Company banners and promotional items
Staff would appreciate the gesture of having uniform sets of t-shirts, polo shirts or caps to wear – emblazoned with both your company logo and that of the Olympic Rings (but not the official Beijing Olympics logo, that is copyright protected) and the slogan “Beijing / China Olympics 2008.” It is a nice touch to present such gifts to your staff and with your own logo added will add to a sense of corporate camaraderie during the games. Likewise for other Olympics promotional material such as posters and flags, and maybe posters of some of the participating Chinese stars. There’s nothing wrong with decorating your workplace in Olympics memorabilia during the event and no rule book that says you can’t. It all adds up to a good workforce environment for your staff and shows your company is also participating.
A latest results table can be posted on your staff canteen or dining area each morning, with a schedule of the forthcoming days events to keep your staff abreast of the latest news and up to date with whose winning and losing. Otherwise, they’ll just spend their time searching for it online during your work time.
Curbing excessive foreign and local patriotism
I recall watching the Olympics live in a bar several years ago in Shenzhen. A group of American expatriates began chanting “USA! USA!” when their team appeared. While friendly banter is part and parcel of the games, excessive use of patriotic chanting can have negative effects. On that occasion, the USA chants were met with a loud chorus of booing for the American team when they appeared on TV. This would not have happened if the “USA!” chants had not appeared so aggressive. The Chinese generally are quite reserved and not given usually to overly aggressive bursts of chanting or booing. An over the top foreign aggressiveness demonstrating excessive patriotism could backfire. Expatriate employees are guests in China, it would be wise to tone down nationalistic sentiments to avoid offending Chinese staff. Under these circumstances, common sense should prevail.
Expatriate staff wearing Chinese flags

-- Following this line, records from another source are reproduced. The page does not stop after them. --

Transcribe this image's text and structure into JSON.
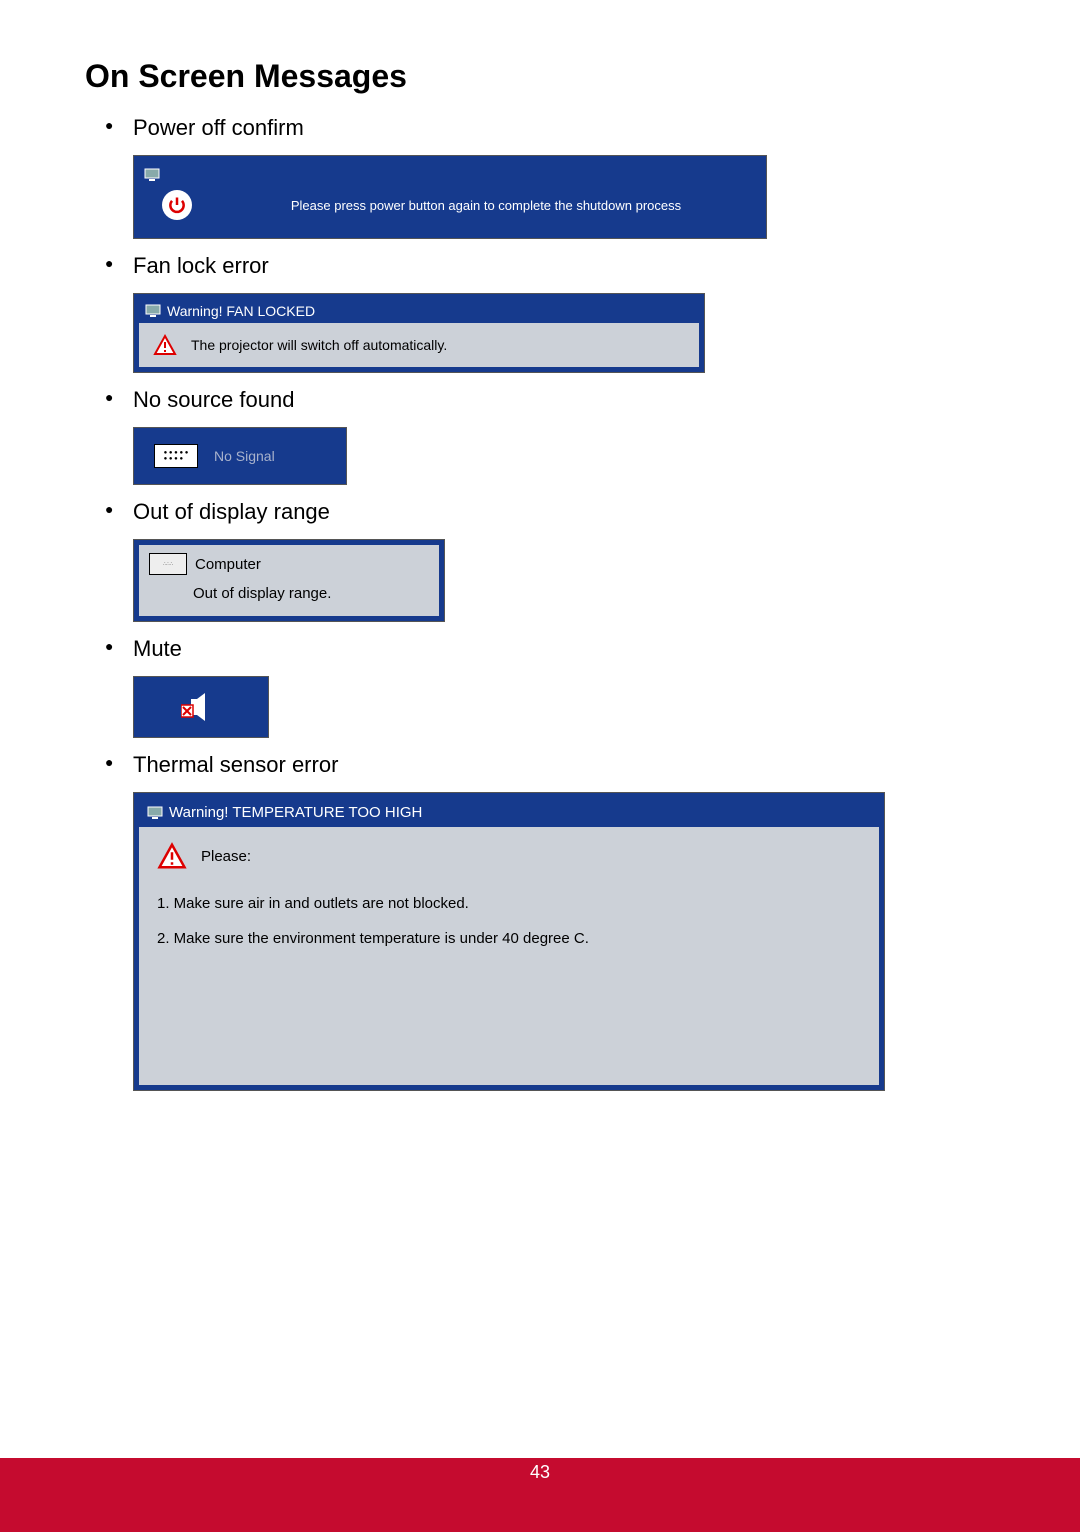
{
  "heading": "On Screen Messages",
  "items": {
    "power_off": {
      "label": "Power off confirm",
      "message": "Please press power button again to complete the shutdown process"
    },
    "fan_lock": {
      "label": "Fan lock error",
      "title": "Warning! FAN LOCKED",
      "message": "The projector will switch off automatically."
    },
    "no_source": {
      "label": "No source found",
      "message": "No Signal"
    },
    "out_of_range": {
      "label": "Out of display range",
      "source": "Computer",
      "message": "Out of display range."
    },
    "mute": {
      "label": "Mute"
    },
    "thermal": {
      "label": "Thermal sensor error",
      "title": "Warning! TEMPERATURE TOO HIGH",
      "please": "Please:",
      "line1": "1. Make sure air in and outlets are not blocked.",
      "line2": "2. Make sure the environment temperature is under 40 degree C."
    }
  },
  "page_number": "43"
}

During the Japan/Korea World Cup Finals, I sat in a bar in Shanghai and painted the Chinese flag on both my cheeks (I’m Scottish) and sat down to watch the games China were playing in. The local Chinese were amazed at such patriotism towards their own country – and I was asked many times why I wore the Chinese flag. “I live here too,” was the simple reply. “And I am happy to be in China.” I made a lot of Chinese friends during that tournament (even though the Chinese team fared dreadfully). It’s good for expatriate staff to join in the festivities of China events – you’ll be made to feel even more welcome and even more a part of the China Olympics experience.

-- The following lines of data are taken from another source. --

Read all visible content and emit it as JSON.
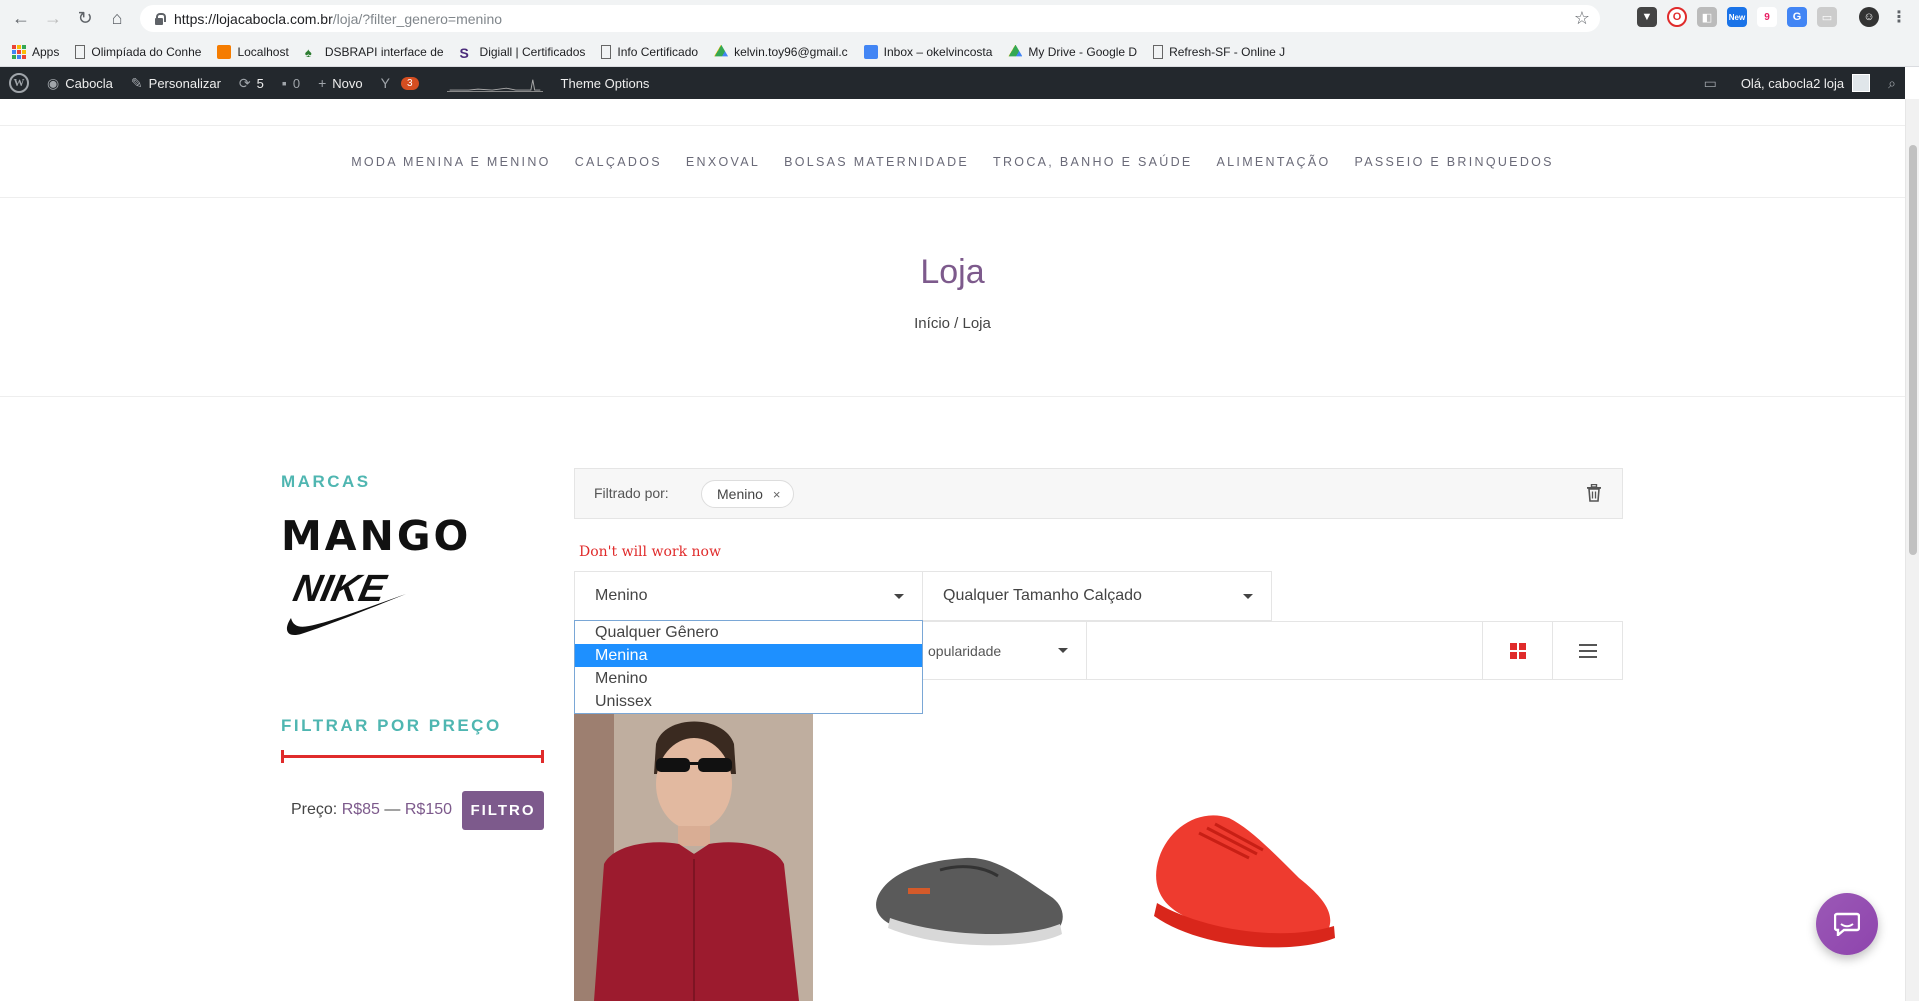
{
  "browser": {
    "url_host": "https://lojacabocla.com.br",
    "url_path": "/loja/?filter_genero=menino",
    "ext_badges": {
      "new": "New",
      "count": "9"
    },
    "bookmarks": [
      {
        "label": "Apps",
        "icon": "apps-grid-icon"
      },
      {
        "label": "Olimpíada do Conhe",
        "icon": "page-icon"
      },
      {
        "label": "Localhost",
        "icon": "xampp-icon"
      },
      {
        "label": "DSBRAPI interface de",
        "icon": "leaf-icon"
      },
      {
        "label": "Digiall | Certificados",
        "icon": "s-logo-icon"
      },
      {
        "label": "Info Certificado",
        "icon": "page-icon"
      },
      {
        "label": "kelvin.toy96@gmail.c",
        "icon": "drive-icon"
      },
      {
        "label": "Inbox – okelvincosta",
        "icon": "inbox-icon"
      },
      {
        "label": "My Drive - Google D",
        "icon": "drive-icon"
      },
      {
        "label": "Refresh-SF - Online J",
        "icon": "page-icon"
      }
    ]
  },
  "wpbar": {
    "site": "Cabocla",
    "customize": "Personalizar",
    "updates": "5",
    "comments": "0",
    "new": "Novo",
    "yoast_count": "3",
    "theme_options": "Theme Options",
    "greeting": "Olá, cabocla2 loja"
  },
  "nav": {
    "items": [
      "MODA MENINA E MENINO",
      "CALÇADOS",
      "ENXOVAL",
      "BOLSAS MATERNIDADE",
      "TROCA, BANHO E SAÚDE",
      "ALIMENTAÇÃO",
      "PASSEIO E BRINQUEDOS"
    ]
  },
  "page": {
    "title": "Loja",
    "breadcrumb": "Início / Loja"
  },
  "sidebar": {
    "brands_heading": "MARCAS",
    "brand_mango": "MANGO",
    "brand_nike": "NIKE",
    "price_heading": "FILTRAR POR PREÇO",
    "price_prefix": "Preço:",
    "price_min": "R$85",
    "price_sep": "—",
    "price_max": "R$150",
    "filter_button": "FILTRO"
  },
  "filters": {
    "filtered_by": "Filtrado por:",
    "chip": "Menino",
    "chip_remove": "×",
    "warning": "Don't will work now",
    "genero_selected": "Menino",
    "tamanho_selected": "Qualquer Tamanho Calçado",
    "sort_selected": "opularidade",
    "genero_options": [
      {
        "label": "Qualquer Gênero",
        "active": false
      },
      {
        "label": "Menina",
        "active": true
      },
      {
        "label": "Menino",
        "active": false
      },
      {
        "label": "Unissex",
        "active": false
      }
    ]
  },
  "colors": {
    "accent_purple": "#7d5a8c",
    "teal_heading": "#4fb6b1",
    "red": "#e02b2b",
    "dropdown_active": "#1e90ff"
  }
}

These are just suggestions based on other sporting events I have seen or taken part in over the years in China. It’s up to employees to work out a policy for the appropriate managerial behavior towards Chinese staff during the Olympics and up to you how you want to participate. We hope these suggestions are of use and welcome others.